___ TASK MATERIAL ___

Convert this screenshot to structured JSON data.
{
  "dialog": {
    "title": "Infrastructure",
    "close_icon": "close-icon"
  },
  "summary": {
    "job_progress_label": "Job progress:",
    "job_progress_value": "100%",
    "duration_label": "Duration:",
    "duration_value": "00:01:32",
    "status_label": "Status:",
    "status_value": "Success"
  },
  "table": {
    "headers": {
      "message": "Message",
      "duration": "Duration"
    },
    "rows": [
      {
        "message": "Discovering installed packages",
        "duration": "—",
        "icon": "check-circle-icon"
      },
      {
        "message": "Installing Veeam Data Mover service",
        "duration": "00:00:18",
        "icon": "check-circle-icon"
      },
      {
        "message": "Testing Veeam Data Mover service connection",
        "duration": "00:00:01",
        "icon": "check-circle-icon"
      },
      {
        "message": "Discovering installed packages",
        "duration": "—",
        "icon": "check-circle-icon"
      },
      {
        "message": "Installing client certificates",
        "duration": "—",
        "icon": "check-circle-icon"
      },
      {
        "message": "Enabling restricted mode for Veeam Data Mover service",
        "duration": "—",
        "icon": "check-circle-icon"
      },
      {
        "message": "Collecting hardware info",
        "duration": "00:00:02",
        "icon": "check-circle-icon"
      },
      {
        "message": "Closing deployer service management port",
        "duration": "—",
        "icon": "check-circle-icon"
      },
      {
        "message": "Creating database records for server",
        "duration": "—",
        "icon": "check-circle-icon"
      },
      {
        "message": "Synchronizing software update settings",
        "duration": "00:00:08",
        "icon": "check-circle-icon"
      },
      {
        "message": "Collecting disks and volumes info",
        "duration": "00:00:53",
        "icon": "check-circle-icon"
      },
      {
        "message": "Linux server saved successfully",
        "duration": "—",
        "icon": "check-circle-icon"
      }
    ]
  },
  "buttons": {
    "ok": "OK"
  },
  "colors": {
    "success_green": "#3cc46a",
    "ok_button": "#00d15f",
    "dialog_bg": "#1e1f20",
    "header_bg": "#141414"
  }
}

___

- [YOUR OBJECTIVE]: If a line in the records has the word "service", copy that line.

- [SOLUTION FOR THIS EXERCISE]:
        "message": "Installing Veeam Data Mover service",
        "message": "Testing Veeam Data Mover service connection",
        "message": "Enabling restricted mode for Veeam Data Mover service",
        "message": "Closing deployer service management port",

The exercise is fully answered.